Activity — Go through the data below and return each line where the string "title" occurs.

Provided data —
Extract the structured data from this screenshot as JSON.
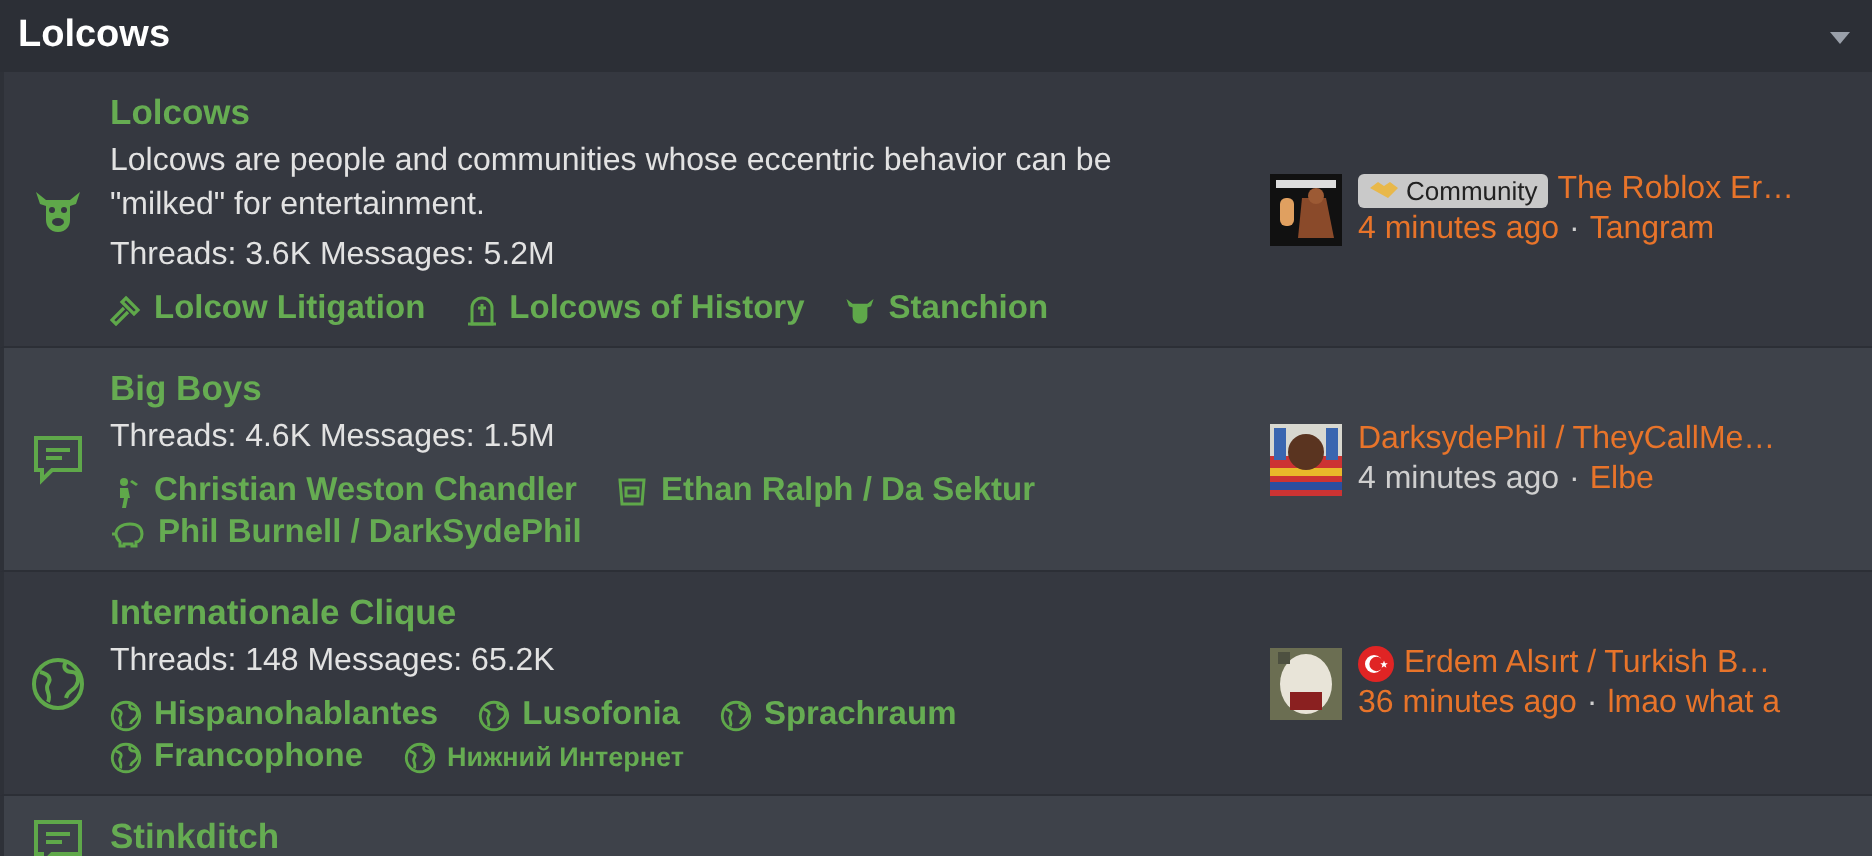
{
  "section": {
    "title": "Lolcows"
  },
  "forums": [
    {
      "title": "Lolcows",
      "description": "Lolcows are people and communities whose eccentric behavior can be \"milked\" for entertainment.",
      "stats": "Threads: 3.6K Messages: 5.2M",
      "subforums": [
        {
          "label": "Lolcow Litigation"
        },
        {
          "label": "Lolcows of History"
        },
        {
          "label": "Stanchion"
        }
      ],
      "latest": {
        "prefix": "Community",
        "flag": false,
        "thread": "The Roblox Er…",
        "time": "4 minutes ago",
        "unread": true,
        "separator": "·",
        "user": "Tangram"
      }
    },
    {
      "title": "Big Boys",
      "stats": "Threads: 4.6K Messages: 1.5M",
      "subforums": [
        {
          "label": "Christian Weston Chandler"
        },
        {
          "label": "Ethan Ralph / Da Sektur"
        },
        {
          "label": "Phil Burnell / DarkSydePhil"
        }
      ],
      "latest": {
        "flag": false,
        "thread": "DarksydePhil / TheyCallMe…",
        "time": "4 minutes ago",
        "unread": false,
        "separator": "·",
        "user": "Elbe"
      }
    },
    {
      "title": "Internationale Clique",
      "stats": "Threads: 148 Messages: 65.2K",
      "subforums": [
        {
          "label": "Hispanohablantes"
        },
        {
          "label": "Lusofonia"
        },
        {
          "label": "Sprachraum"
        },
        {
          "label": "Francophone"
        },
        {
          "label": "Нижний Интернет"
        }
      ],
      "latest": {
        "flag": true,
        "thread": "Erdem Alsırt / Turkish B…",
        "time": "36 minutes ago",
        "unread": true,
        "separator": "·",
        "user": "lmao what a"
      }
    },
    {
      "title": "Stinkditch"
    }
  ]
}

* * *

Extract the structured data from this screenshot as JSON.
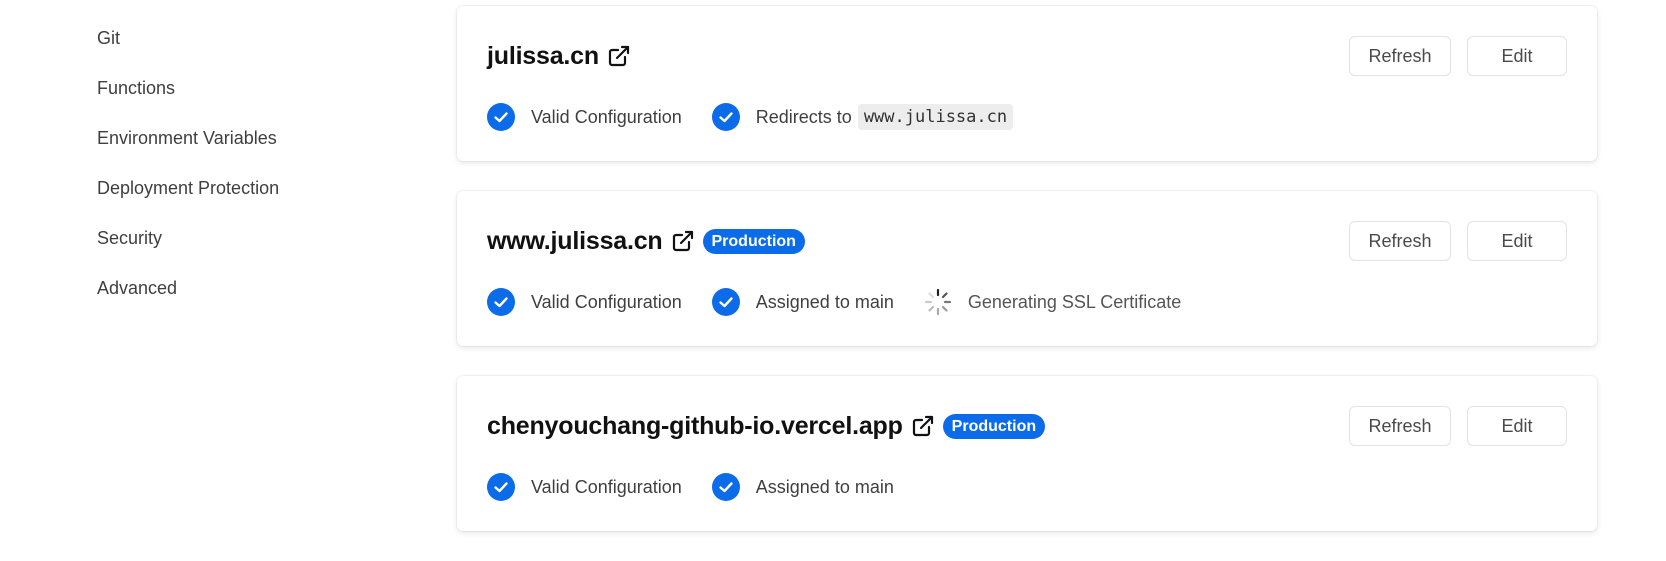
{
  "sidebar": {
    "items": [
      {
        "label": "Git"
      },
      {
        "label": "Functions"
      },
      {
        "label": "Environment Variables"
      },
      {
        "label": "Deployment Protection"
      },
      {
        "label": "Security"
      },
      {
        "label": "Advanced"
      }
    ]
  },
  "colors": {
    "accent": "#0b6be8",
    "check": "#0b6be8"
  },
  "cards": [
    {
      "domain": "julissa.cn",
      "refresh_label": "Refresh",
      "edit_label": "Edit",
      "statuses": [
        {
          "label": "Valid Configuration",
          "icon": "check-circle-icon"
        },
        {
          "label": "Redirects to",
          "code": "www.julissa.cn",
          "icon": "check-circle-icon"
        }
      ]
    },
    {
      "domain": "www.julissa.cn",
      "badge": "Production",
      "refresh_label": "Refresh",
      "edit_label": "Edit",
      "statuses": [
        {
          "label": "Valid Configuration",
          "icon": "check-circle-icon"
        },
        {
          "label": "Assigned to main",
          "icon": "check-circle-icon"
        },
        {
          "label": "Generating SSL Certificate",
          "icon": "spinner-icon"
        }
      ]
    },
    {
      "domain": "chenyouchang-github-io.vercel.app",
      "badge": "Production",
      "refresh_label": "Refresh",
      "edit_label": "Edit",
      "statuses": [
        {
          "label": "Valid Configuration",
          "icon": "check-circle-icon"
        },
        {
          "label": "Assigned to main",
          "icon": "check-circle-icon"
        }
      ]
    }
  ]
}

Result —
    "title": "Lolcows"
      "title": "Lolcows",
      "title": "Big Boys",
      "title": "Internationale Clique",
      "title": "Stinkditch"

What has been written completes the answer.